(Extracted material)

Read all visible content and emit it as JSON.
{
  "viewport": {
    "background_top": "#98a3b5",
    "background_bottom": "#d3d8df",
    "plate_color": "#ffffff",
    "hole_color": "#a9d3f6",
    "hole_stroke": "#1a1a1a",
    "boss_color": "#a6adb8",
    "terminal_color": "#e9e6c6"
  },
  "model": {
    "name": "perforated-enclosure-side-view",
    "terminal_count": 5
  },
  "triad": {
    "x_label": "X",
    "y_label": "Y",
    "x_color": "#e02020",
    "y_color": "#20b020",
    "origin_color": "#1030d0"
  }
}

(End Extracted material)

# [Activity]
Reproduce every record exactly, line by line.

# [Finished exercise]
Read all visible content and emit it as JSON.
{
  "viewport": {
    "background_top": "#98a3b5",
    "background_bottom": "#d3d8df",
    "plate_color": "#ffffff",
    "hole_color": "#a9d3f6",
    "hole_stroke": "#1a1a1a",
    "boss_color": "#a6adb8",
    "terminal_color": "#e9e6c6"
  },
  "model": {
    "name": "perforated-enclosure-side-view",
    "terminal_count": 5
  },
  "triad": {
    "x_label": "X",
    "y_label": "Y",
    "x_color": "#e02020",
    "y_color": "#20b020",
    "origin_color": "#1030d0"
  }
}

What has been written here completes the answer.